with 17 homers in 45 games for Triple-A Iowa this season.

Delmon Young (Twins) – Minnesota is very much in the hunt for the AL
Central, yet Young remains a big liability while hitting for no power
at all and striking out 11 times as often as he walks. The Twins can’t
glue him to the bench or send him down, so they may be better off
moving him while there are still teams out there that may think they
can turn him around. The Nationals, Padres and Pirates are among the
clubs that would have to take hard looks at Young’s upside if he became
available.

Michael Bourn to miss four weeks with a broken finger

ST. PETERSBURG, FL - SEPTEMBER 6:  Michael Bourn #1 of the Baltimore Orioles looks out of the dugout as he waits to get on deck to bat during the sixth inning of a game against the Tampa Bay Rays on September 6, 2016 at Tropicana Field in St. Petersburg, Florida. (Photo by Brian Blanco/Getty Images)
Getty Images
Leave a comment

Orioles’ center fielder Michael Bourn is expected to be sidelined for four weeks while he rehabs a broken ring finger on his right hand, according to reports from the Baltimore Sun’s Peter Schmuck. Bourn broke the finger while playing catch with a football after a spring training workout.
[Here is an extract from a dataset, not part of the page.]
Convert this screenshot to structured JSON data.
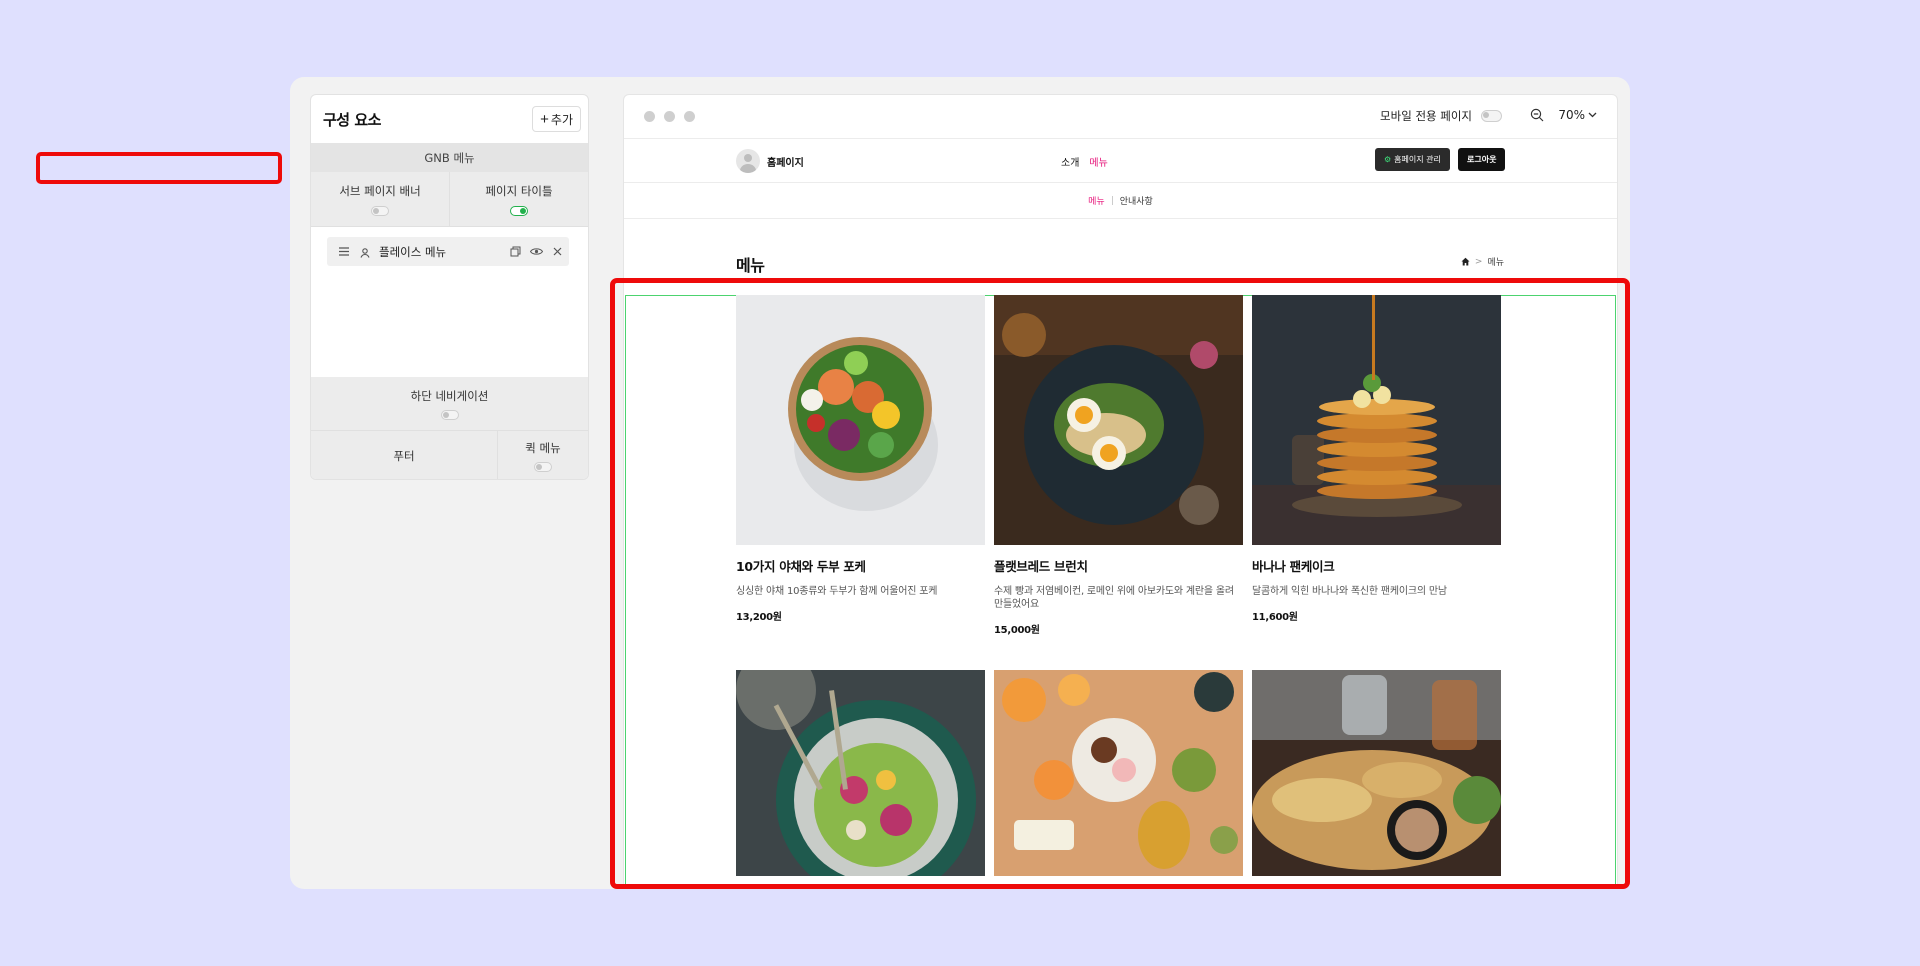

The veteran outfielder re-signed with the club earlier this week on a minor league deal and was prepared to compete for a bench role this season. He’s in line to receive a $2 million salary if he makes the major league roster and can make an additional $3.5 million in incentives based on a set number of plate appearances. Now, however, his chances of cracking the roster out of spring training look considerably diminished, as his current timetable gives him an approximate return date of March 25 if all goes well.

Bourn had an impressive, if short-lived run with the Orioles following his trade to Baltimore last August, batting .283/.358/.435 with two home runs and a .793 OPS in 55 PA. While still somewhat removed from the totals that brought him an All-Star nod with the Braves in 2012, his defensive chops should give the Orioles some depth in center once he’s healthy again.

Orioles re-sign Paul Janish to minor league deal

SARASOTA, FL - FEBRUARY 28:  Paul Janish #15 of the Baltimore Orioles poses during photo day at Ed Smith Stadium on February 28, 2016 in Sarasota, Florida.  (Photo by Rob Carr/Getty Images)
Getty Images
Leave a comment

The Orioles signed free agent shortstop Paul Janish to another minor league deal on Saturday, reports Roch Kubatko of MASNsports.com. The contract includes an invite to spring training.

It’s hardly a surprising move for the Orioles, who have released and re-signed the 34-year-old infielder to multiple minor league deals over the past two years. A perennial Triple-A player, Janish slashed .242/.282/.303 with four doubles and a .585 OPS in two campaigns and 28 games with the Orioles. While he won’t be in line for a full-time role in the majors this season, he profiles as a solid defender and should give the team some infield depth alongside fellow veteran infielders Robert Andino, Johnny Giavotella and Chris Johnson.